── Data to use

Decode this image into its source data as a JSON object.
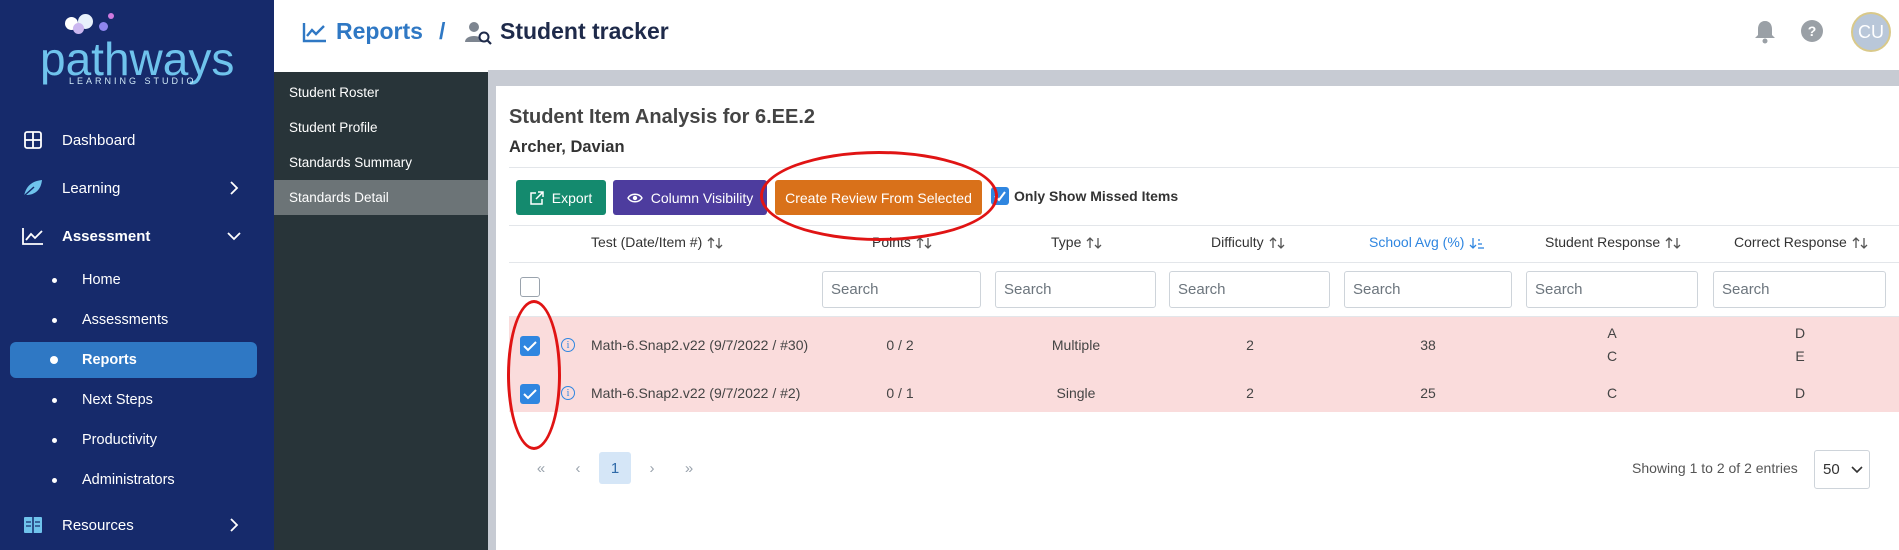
{
  "brand": {
    "name": "pathways",
    "tagline": "LEARNING STUDIO"
  },
  "nav": {
    "dashboard": "Dashboard",
    "learning": "Learning",
    "assessment": "Assessment",
    "assessment_items": [
      "Home",
      "Assessments",
      "Reports",
      "Next Steps",
      "Productivity",
      "Administrators"
    ],
    "resources": "Resources"
  },
  "subnav": [
    "Student Roster",
    "Student Profile",
    "Standards Summary",
    "Standards Detail"
  ],
  "header": {
    "crumb_reports": "Reports",
    "crumb_sep": "/",
    "crumb_tracker": "Student tracker",
    "avatar": "CU"
  },
  "card": {
    "title": "Student Item Analysis for 6.EE.2",
    "student": "Archer, Davian"
  },
  "toolbar": {
    "export": "Export",
    "column_visibility": "Column Visibility",
    "create_review": "Create Review From Selected",
    "only_missed": "Only Show Missed Items",
    "only_missed_checked": true
  },
  "table": {
    "headers": [
      "Test (Date/Item #)",
      "Points",
      "Type",
      "Difficulty",
      "School Avg (%)",
      "Student Response",
      "Correct Response"
    ],
    "search_placeholder": "Search",
    "rows": [
      {
        "checked": true,
        "test": "Math-6.Snap2.v22 (9/7/2022 / #30)",
        "points": "0 / 2",
        "type": "Multiple",
        "difficulty": "2",
        "school_avg": "38",
        "student_response": [
          "A",
          "C"
        ],
        "correct_response": [
          "D",
          "E"
        ]
      },
      {
        "checked": true,
        "test": "Math-6.Snap2.v22 (9/7/2022 / #2)",
        "points": "0 / 1",
        "type": "Single",
        "difficulty": "2",
        "school_avg": "25",
        "student_response": [
          "C"
        ],
        "correct_response": [
          "D"
        ]
      }
    ]
  },
  "pagination": {
    "first": "«",
    "prev": "‹",
    "current": "1",
    "next": "›",
    "last": "»",
    "showing": "Showing 1 to 2 of 2 entries",
    "page_size": "50"
  },
  "colors": {
    "nav_bg": "#162a6b",
    "accent": "#2f78c4",
    "export": "#148a6e",
    "colvis": "#4d3c9e",
    "create": "#d9711a",
    "row_missed": "#fadcdc",
    "annotation": "#e01414"
  }
}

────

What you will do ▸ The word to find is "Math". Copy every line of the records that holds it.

Output for this task ▸
        "test": "Math-6.Snap2.v22 (9/7/2022 / #30)",
        "test": "Math-6.Snap2.v22 (9/7/2022 / #2)",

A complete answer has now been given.